About 95% of the people are ethnic Chinese, some 2% are Filipino, and there are substantial British and American communities. Cantonese and English are official languages, and other Chinese dialects are spoken. About 90% of the population practice traditional Chinese religions, and some 10% are Christian. Hong Kong's educational institutions include the Univ. of Hong Kong and Chinese Univ.
Hong Kong is governed under the Basic Law as approved in 1990 by the National People's Congress of China. The head of state is the president of China. The government is headed by the chief executive, who is elected by the 800-member electoral committee for a five-year term. The legislature consists of the 60-seat Legislative Council, half of whose members are directly elected, and half indirectly, for four-year terms. Changes adopted in 2010 increased the number of directly elected seats to 40, but required that 5 of the new members be chosen from among district members; the electoral committee was expanded to 1,200 members. The main parties are the prodemocracy Democratic party, the probusiness Liberal Party, and the Beijing-oriented Democratic Alliance for the Betterment of Hong Kong.

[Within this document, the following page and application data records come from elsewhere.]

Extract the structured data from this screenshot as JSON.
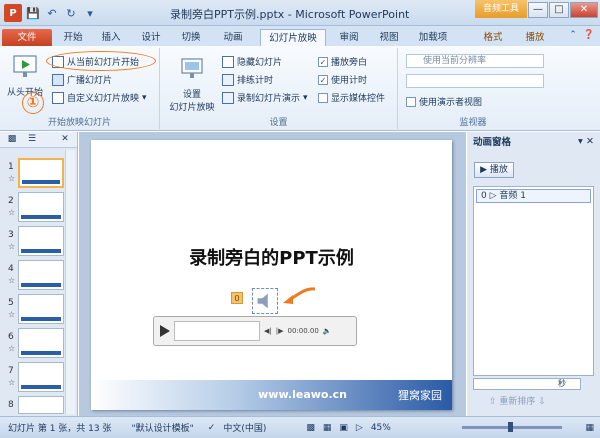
{
  "window": {
    "title": "录制旁白PPT示例.pptx - Microsoft PowerPoint",
    "contextual_tab_group": "音频工具",
    "logo_letter": "P"
  },
  "tabs": [
    "文件",
    "开始",
    "插入",
    "设计",
    "切换",
    "动画",
    "幻灯片放映",
    "审阅",
    "视图",
    "加载项",
    "格式",
    "播放"
  ],
  "ribbon": {
    "start_group": {
      "label": "开始放映幻灯片",
      "from_beginning": "从头开始",
      "from_current": "从当前幻灯片开始",
      "broadcast": "广播幻灯片",
      "custom_show": "自定义幻灯片放映"
    },
    "setup_group": {
      "label": "设置",
      "setup_show_line1": "设置",
      "setup_show_line2": "幻灯片放映",
      "hide_slide": "隐藏幻灯片",
      "rehearse": "排练计时",
      "record_show": "录制幻灯片演示",
      "play_narrations": "播放旁白",
      "use_timings": "使用计时",
      "show_media_controls": "显示媒体控件"
    },
    "monitor_group": {
      "label": "监视器",
      "resolution": "使用当前分辨率",
      "presenter_view": "使用演示者视图"
    }
  },
  "annotation_number": "①",
  "slides": [
    "1",
    "2",
    "3",
    "4",
    "5",
    "6",
    "7",
    "8"
  ],
  "slide": {
    "title": "录制旁白的PPT示例",
    "url": "www.leawo.cn",
    "brand": "狸窝家园",
    "audio_tag": "0",
    "player_time": "00:00.00"
  },
  "anim_pane": {
    "title": "动画窗格",
    "play_label": "播放",
    "item_label": "0 ▷ 音频 1",
    "seconds_label": "秒",
    "reorder_label": "重新排序"
  },
  "status": {
    "slide_info": "幻灯片 第 1 张，共 13 张",
    "theme": "\"默认设计模板\"",
    "language": "中文(中国)",
    "zoom": "45%"
  }
}
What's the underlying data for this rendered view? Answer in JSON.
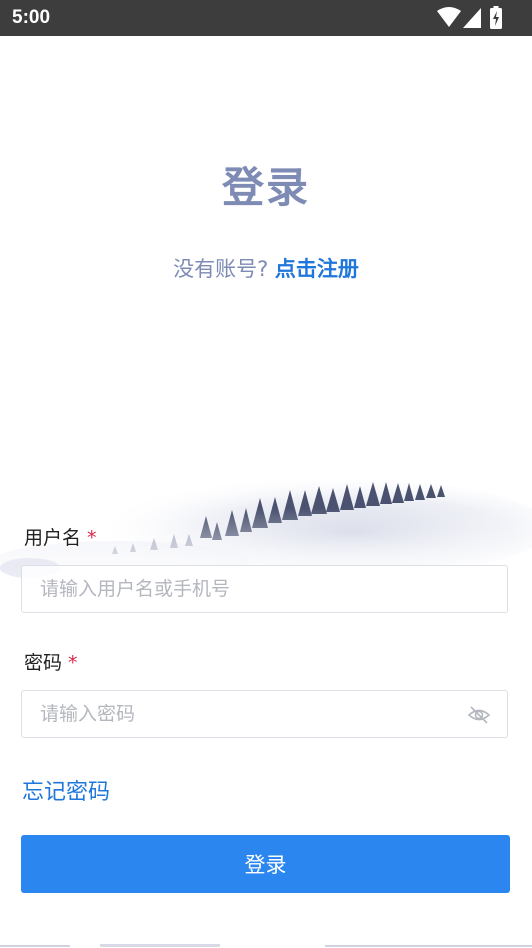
{
  "status_bar": {
    "time": "5:00",
    "icons": [
      "wifi-icon",
      "cellular-signal-icon",
      "battery-charging-icon"
    ]
  },
  "header": {
    "title": "登录",
    "register_prefix": "没有账号? ",
    "register_link": "点击注册"
  },
  "form": {
    "username": {
      "label": "用户名",
      "required_mark": "*",
      "placeholder": "请输入用户名或手机号",
      "value": ""
    },
    "password": {
      "label": "密码",
      "required_mark": "*",
      "placeholder": "请输入密码",
      "value": "",
      "visibility_icon": "eye-off-icon"
    },
    "forgot_password": "忘记密码",
    "submit_label": "登录"
  },
  "colors": {
    "status_bar": "#3d3d3d",
    "title": "#7e8bb4",
    "link": "#1f76db",
    "required": "#d9284b",
    "primary_button": "#2b86f0",
    "input_border": "#dcdfe6",
    "placeholder": "#b4b7be"
  }
}
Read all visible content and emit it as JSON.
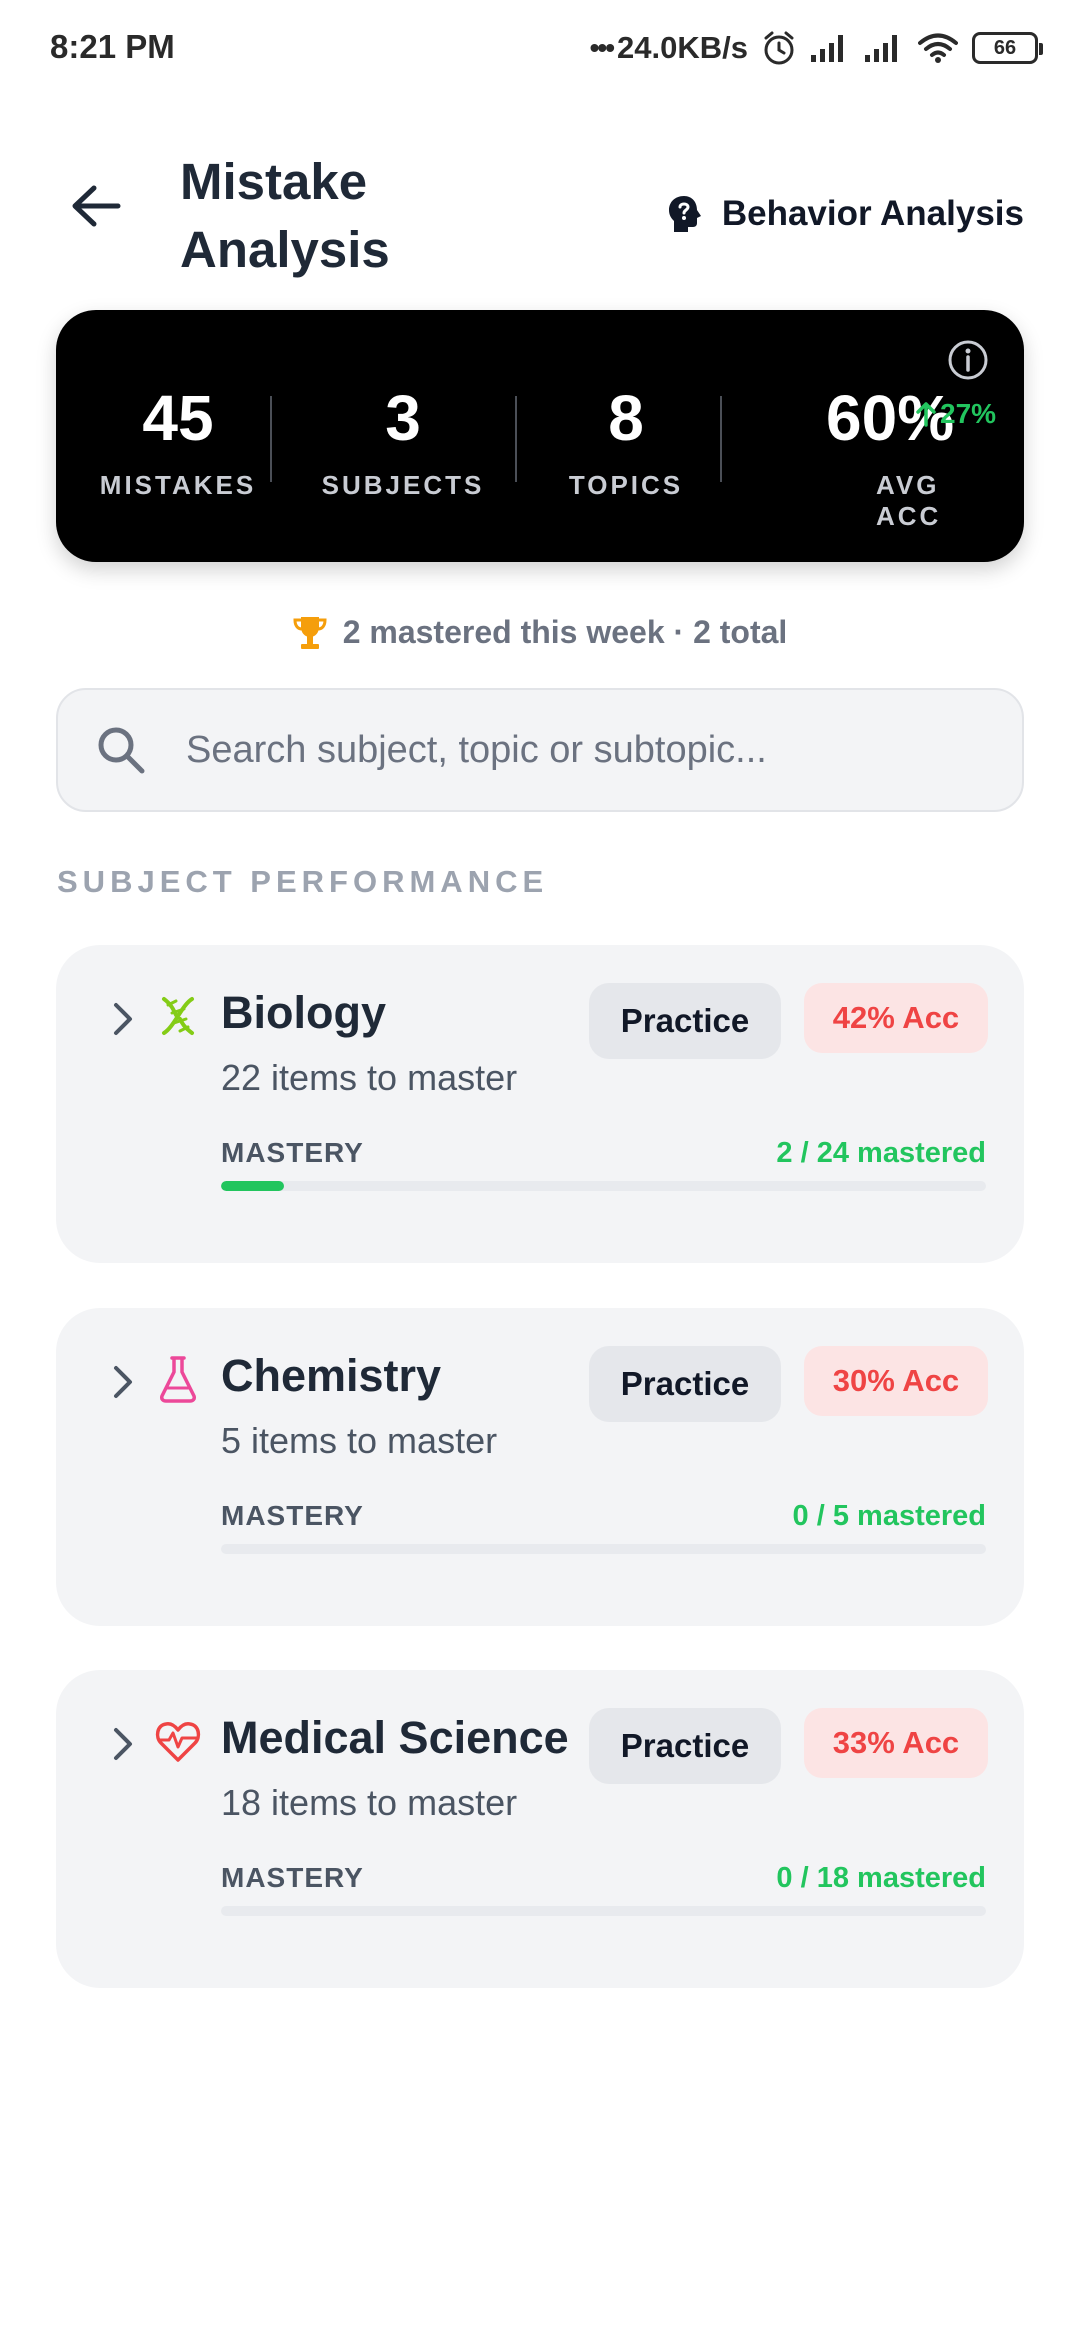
{
  "status_bar": {
    "time": "8:21 PM",
    "dots": "•••",
    "speed": "24.0KB/s",
    "battery": "66",
    "icons": [
      "alarm-icon",
      "signal-icon",
      "signal-icon",
      "wifi-icon",
      "battery-icon"
    ]
  },
  "header": {
    "title": "Mistake Analysis",
    "back_icon": "arrow-left-icon",
    "behavior_label": "Behavior Analysis",
    "behavior_icon": "head-question-icon"
  },
  "stats": {
    "mistakes": {
      "value": "45",
      "label": "MISTAKES"
    },
    "subjects": {
      "value": "3",
      "label": "SUBJECTS"
    },
    "topics": {
      "value": "8",
      "label": "TOPICS"
    },
    "avg_acc": {
      "value": "60%",
      "label": "AVG ACC",
      "trend": "27%",
      "trend_direction": "up"
    },
    "info_icon": "info-icon"
  },
  "mastered_summary": {
    "icon": "trophy-icon",
    "text": "2 mastered this week · 2 total"
  },
  "search": {
    "placeholder": "Search subject, topic or subtopic...",
    "value": "",
    "icon": "search-icon"
  },
  "section_title": "SUBJECT PERFORMANCE",
  "subjects": [
    {
      "name": "Biology",
      "icon": "dna-icon",
      "items_text": "22 items to master",
      "practice_label": "Practice",
      "accuracy": "42% Acc",
      "mastery_label": "MASTERY",
      "mastered_text": "2 / 24 mastered",
      "mastered_fraction": 0.083
    },
    {
      "name": "Chemistry",
      "icon": "flask-icon",
      "items_text": "5 items to master",
      "practice_label": "Practice",
      "accuracy": "30% Acc",
      "mastery_label": "MASTERY",
      "mastered_text": "0 / 5 mastered",
      "mastered_fraction": 0
    },
    {
      "name": "Medical Science",
      "icon": "heartbeat-icon",
      "items_text": "18 items to master",
      "practice_label": "Practice",
      "accuracy": "33% Acc",
      "mastery_label": "MASTERY",
      "mastered_text": "0 / 18 mastered",
      "mastered_fraction": 0
    }
  ],
  "colors": {
    "accent_green": "#22c55e",
    "accuracy_red": "#ef4444",
    "accuracy_bg": "#fce4e4",
    "stats_bg": "#000000",
    "chemistry_icon": "#ec4899",
    "biology_icon": "#84cc16",
    "medical_icon": "#ef4444"
  }
}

The Columbia Electronic Encyclopedia, 6th ed. Copyright © 2012, Columbia University Press. All rights reserved.